# [ASSIGNED TASK]
Check every line in the records below for the word "modinfo" and report how many have it, nothing more.

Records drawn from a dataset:

+--

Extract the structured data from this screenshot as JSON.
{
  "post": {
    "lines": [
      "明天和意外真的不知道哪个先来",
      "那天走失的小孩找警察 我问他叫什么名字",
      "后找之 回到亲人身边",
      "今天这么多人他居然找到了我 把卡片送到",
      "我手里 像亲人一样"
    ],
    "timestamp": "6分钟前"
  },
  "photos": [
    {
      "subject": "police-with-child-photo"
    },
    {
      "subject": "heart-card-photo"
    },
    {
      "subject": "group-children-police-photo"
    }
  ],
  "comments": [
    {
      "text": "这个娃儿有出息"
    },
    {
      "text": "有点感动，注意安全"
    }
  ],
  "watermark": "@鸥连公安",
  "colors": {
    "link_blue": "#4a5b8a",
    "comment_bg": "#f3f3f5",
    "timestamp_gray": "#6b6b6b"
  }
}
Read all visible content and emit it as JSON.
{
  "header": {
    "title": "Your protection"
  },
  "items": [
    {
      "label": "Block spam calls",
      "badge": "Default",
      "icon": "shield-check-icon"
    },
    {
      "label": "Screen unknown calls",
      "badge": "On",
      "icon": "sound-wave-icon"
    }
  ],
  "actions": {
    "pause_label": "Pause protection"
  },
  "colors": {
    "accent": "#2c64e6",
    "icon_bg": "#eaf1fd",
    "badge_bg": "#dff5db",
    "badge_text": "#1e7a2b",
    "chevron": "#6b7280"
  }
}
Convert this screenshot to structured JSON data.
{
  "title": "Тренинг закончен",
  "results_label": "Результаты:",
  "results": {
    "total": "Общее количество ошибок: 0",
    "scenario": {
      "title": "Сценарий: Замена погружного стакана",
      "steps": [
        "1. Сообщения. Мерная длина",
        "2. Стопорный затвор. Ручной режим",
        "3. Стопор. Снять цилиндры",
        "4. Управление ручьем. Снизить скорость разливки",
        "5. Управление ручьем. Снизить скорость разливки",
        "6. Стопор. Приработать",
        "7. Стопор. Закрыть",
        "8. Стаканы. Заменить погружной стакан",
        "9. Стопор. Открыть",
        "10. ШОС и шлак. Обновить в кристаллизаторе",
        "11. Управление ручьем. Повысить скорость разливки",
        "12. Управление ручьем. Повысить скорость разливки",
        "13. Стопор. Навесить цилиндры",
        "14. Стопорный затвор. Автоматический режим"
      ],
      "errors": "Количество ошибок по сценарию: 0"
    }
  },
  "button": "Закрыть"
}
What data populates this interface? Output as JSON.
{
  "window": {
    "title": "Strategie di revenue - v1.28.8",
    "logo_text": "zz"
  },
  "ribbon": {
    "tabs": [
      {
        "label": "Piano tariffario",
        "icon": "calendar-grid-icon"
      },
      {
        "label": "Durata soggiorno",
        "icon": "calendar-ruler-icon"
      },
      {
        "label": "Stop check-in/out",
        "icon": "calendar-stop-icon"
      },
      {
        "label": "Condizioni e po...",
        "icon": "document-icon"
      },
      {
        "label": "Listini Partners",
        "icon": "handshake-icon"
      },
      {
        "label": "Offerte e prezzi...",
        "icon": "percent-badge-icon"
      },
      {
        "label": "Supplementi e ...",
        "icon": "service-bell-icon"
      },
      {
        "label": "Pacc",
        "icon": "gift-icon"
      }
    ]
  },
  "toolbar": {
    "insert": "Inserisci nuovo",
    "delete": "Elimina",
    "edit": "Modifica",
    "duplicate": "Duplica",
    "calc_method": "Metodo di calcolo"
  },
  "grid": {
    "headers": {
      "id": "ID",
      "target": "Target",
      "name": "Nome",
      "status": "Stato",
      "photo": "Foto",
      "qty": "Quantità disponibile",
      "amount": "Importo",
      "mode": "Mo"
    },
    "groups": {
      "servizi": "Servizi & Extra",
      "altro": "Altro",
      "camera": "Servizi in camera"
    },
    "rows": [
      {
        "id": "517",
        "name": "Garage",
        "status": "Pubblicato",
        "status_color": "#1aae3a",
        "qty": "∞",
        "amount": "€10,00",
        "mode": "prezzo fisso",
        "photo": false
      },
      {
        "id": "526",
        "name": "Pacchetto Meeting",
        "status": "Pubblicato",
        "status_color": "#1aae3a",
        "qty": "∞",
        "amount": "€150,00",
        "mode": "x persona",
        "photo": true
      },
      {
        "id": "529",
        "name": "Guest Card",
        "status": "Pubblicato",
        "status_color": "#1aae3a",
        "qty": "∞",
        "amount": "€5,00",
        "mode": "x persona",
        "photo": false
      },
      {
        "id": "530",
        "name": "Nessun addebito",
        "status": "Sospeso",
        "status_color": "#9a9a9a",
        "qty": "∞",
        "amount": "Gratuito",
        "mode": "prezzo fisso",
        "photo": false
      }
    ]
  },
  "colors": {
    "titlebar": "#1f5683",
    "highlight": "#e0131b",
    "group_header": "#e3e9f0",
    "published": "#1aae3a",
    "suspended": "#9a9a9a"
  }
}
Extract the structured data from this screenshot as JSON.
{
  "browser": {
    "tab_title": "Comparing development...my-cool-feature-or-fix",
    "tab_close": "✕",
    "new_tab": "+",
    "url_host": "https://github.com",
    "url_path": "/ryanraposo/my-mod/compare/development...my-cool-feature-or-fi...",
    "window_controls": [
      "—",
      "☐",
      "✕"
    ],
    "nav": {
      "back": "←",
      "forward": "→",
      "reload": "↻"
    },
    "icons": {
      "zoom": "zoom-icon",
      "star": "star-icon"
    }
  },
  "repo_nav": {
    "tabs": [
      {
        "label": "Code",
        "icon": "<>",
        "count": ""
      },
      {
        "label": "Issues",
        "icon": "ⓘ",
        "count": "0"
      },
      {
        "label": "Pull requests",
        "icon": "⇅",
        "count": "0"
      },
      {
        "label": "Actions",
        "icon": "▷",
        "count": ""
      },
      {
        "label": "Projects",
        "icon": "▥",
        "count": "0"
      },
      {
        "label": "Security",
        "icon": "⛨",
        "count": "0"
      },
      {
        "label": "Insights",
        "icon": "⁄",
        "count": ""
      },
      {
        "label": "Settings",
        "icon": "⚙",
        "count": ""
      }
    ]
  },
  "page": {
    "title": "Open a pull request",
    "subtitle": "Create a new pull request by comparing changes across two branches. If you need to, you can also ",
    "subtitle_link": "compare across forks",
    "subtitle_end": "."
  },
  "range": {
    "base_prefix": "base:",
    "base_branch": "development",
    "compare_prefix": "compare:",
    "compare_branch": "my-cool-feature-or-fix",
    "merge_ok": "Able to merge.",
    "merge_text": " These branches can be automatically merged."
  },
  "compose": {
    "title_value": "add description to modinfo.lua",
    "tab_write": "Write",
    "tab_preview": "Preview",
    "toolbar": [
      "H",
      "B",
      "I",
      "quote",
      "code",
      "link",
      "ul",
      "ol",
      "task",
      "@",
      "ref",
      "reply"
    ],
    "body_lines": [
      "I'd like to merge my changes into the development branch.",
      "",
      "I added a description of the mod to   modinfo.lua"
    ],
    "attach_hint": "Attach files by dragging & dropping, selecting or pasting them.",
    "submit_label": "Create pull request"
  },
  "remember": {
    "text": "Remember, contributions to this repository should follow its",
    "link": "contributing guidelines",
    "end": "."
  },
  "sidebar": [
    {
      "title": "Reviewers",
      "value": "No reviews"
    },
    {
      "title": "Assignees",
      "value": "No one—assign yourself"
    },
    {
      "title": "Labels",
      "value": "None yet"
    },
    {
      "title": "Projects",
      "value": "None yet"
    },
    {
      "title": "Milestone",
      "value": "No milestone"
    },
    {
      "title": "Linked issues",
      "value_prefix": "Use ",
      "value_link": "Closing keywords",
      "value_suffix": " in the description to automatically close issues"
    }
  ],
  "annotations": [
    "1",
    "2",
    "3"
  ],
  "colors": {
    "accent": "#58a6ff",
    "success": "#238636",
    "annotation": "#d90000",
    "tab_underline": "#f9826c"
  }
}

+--

# [RESULT OF THIS TASK]
2